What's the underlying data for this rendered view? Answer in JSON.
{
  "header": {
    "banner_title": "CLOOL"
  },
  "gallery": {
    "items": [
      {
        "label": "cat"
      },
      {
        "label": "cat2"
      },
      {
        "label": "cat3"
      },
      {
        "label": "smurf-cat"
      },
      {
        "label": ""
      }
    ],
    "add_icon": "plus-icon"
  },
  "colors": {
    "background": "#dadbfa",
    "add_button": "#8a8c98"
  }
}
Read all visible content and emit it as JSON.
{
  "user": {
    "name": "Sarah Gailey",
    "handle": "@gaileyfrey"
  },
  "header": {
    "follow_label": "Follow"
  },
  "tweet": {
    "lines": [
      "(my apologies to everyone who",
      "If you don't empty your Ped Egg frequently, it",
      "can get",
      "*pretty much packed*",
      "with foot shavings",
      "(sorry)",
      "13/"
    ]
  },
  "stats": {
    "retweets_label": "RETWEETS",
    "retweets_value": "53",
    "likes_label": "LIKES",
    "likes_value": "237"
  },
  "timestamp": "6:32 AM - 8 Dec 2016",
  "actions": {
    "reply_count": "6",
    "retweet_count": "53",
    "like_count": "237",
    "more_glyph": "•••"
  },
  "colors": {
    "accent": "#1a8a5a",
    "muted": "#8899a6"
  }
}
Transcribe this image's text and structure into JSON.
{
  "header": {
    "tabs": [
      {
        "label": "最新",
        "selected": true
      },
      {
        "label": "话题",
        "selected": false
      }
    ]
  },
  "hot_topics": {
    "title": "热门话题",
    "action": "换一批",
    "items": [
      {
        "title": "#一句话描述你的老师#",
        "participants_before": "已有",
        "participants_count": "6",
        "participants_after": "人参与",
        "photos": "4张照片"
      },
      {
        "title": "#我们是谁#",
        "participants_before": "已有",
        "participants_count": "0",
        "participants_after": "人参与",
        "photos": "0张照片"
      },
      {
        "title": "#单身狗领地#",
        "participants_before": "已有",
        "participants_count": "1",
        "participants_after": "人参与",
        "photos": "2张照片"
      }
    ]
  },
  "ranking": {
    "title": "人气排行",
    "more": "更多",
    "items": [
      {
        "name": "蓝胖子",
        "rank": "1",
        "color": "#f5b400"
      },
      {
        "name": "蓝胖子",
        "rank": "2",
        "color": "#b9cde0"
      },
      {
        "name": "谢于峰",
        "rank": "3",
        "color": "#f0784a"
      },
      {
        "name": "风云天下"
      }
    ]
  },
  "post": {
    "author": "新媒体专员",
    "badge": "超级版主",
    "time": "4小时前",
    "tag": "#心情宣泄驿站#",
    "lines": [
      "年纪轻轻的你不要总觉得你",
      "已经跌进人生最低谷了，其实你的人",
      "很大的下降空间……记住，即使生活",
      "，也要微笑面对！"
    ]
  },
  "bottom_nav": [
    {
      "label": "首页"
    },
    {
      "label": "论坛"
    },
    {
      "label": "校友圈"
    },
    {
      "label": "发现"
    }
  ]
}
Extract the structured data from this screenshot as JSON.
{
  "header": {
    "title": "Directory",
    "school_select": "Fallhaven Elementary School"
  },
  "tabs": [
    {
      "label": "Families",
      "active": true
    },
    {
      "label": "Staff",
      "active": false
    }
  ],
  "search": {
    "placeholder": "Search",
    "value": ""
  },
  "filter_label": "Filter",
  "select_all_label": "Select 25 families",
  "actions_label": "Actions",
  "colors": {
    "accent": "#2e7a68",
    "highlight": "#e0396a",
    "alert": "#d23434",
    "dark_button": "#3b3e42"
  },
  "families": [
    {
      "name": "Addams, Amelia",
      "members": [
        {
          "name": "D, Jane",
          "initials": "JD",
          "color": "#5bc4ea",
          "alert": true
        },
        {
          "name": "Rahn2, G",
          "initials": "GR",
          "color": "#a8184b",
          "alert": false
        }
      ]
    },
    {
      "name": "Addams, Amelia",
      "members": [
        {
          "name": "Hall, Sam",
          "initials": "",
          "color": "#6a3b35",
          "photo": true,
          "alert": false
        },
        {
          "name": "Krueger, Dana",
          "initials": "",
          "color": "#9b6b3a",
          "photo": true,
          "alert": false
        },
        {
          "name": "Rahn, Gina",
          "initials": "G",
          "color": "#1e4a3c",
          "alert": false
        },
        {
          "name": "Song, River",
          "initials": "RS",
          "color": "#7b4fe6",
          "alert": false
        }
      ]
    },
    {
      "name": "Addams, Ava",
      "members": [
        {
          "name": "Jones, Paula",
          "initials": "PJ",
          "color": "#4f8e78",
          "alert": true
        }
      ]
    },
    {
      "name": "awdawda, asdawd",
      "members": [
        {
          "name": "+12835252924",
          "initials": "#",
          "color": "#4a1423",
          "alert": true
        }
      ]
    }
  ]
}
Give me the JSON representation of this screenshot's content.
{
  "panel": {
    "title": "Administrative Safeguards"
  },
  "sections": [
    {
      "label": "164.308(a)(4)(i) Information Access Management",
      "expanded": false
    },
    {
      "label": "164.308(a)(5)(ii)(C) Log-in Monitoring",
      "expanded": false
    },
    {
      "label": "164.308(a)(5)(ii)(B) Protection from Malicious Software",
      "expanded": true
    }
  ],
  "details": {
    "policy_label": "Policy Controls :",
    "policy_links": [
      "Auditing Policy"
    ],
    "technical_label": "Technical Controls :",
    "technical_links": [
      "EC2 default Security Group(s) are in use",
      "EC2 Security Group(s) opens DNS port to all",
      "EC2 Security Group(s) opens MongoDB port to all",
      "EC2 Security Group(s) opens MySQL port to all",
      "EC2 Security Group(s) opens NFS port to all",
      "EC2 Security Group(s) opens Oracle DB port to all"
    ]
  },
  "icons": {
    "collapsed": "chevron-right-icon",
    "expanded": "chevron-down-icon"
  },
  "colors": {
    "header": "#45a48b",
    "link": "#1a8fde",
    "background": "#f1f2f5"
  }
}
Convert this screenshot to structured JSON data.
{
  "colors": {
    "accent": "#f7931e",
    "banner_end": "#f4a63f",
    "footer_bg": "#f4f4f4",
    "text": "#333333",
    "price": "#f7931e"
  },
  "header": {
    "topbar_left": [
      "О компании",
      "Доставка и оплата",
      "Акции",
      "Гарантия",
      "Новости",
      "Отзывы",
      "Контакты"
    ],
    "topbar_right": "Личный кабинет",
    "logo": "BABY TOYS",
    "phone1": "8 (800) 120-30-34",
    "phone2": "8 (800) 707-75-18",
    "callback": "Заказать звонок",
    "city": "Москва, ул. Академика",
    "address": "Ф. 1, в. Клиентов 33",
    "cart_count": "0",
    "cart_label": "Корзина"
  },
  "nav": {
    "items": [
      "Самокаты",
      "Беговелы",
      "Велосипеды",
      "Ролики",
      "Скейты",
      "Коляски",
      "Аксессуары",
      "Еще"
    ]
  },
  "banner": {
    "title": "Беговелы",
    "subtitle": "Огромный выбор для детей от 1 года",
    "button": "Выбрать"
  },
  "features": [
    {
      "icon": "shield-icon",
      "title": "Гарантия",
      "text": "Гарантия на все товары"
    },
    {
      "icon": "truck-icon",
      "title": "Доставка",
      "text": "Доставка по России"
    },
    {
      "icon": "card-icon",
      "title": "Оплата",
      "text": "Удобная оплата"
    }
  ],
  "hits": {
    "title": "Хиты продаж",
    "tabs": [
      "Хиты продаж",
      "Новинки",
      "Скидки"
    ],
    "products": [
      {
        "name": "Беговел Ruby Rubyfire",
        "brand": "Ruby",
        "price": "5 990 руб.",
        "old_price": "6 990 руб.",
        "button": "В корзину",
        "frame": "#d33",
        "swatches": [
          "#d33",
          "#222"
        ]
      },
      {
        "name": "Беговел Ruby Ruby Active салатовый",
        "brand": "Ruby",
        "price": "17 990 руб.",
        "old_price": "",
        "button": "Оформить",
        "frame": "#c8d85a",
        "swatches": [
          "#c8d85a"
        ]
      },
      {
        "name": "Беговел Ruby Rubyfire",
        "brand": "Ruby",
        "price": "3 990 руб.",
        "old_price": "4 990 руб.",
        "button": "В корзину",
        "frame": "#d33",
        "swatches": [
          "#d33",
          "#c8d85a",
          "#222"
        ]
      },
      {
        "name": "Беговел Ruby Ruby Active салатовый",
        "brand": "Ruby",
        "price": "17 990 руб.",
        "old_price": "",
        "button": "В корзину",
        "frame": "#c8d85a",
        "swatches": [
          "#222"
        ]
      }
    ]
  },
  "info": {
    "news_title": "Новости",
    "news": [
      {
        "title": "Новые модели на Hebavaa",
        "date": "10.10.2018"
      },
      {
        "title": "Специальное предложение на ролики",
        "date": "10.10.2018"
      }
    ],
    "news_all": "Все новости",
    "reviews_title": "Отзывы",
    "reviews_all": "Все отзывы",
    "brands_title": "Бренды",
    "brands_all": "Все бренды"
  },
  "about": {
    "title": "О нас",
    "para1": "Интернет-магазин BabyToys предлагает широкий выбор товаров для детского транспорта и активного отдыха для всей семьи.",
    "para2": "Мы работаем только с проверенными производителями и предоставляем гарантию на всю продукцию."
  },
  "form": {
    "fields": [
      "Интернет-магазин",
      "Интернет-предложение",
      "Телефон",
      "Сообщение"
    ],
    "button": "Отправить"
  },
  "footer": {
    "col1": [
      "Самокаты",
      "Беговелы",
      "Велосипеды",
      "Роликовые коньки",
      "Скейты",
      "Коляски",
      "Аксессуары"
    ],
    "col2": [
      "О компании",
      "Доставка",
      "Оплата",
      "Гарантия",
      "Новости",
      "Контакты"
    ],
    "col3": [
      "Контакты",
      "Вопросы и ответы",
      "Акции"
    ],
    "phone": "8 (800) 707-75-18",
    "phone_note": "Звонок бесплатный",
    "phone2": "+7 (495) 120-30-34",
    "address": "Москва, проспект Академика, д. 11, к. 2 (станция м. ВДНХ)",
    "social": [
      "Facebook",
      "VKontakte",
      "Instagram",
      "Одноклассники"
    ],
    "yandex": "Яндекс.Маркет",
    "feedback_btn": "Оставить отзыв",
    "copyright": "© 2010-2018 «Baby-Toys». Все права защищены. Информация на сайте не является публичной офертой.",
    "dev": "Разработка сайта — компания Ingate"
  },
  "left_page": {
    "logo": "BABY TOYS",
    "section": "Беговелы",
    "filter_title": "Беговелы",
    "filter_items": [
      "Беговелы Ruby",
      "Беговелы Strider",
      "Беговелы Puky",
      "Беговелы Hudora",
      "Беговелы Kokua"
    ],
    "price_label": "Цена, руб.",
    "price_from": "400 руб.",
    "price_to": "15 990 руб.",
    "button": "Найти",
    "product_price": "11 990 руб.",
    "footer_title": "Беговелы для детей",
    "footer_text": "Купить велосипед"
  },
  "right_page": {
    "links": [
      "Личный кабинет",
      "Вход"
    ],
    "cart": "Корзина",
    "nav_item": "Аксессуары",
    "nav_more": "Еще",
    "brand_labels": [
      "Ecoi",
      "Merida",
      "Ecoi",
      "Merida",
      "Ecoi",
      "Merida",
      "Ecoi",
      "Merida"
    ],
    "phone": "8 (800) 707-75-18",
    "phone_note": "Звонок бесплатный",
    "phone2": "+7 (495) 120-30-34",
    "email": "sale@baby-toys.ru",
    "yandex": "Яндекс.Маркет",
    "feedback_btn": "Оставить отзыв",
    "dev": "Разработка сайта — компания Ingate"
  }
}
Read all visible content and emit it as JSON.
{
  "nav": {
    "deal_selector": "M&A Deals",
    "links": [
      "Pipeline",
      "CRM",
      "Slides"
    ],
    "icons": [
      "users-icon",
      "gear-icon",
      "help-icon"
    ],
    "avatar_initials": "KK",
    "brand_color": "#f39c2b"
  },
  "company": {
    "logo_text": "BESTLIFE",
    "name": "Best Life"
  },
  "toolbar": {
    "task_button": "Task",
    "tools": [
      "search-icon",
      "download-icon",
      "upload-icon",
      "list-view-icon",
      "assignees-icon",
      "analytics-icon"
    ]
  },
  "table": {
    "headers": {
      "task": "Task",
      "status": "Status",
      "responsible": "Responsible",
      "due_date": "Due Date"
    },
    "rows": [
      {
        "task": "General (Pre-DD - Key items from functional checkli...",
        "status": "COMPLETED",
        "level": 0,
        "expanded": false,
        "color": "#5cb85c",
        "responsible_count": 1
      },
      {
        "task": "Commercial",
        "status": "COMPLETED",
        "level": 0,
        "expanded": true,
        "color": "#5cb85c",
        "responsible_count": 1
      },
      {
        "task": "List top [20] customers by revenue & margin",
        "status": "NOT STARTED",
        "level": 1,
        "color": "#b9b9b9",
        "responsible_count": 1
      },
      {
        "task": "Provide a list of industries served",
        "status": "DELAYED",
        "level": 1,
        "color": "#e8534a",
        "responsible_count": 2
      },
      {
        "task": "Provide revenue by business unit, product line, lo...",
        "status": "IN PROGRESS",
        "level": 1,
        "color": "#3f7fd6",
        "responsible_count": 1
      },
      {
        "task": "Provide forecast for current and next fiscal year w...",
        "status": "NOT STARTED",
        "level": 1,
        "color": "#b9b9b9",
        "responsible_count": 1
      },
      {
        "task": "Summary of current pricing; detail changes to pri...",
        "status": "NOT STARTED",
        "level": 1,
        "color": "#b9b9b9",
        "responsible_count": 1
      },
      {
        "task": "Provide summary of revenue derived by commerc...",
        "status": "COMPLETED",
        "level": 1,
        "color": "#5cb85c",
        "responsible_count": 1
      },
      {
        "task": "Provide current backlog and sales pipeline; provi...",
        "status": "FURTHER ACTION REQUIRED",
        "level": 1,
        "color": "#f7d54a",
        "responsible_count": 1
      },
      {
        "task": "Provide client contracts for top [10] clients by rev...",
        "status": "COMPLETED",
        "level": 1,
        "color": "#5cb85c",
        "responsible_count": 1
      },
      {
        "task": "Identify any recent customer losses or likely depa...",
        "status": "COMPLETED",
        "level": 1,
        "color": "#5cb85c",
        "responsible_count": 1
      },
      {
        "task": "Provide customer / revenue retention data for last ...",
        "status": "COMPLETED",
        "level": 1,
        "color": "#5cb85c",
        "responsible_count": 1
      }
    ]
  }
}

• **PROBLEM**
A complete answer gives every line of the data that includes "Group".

• **ANSWER FOR THE TASK**
      "EC2 default Security Group(s) are in use",
      "EC2 Security Group(s) opens DNS port to all",
      "EC2 Security Group(s) opens MongoDB port to all",
      "EC2 Security Group(s) opens MySQL port to all",
      "EC2 Security Group(s) opens NFS port to all",
      "EC2 Security Group(s) opens Oracle DB port to all"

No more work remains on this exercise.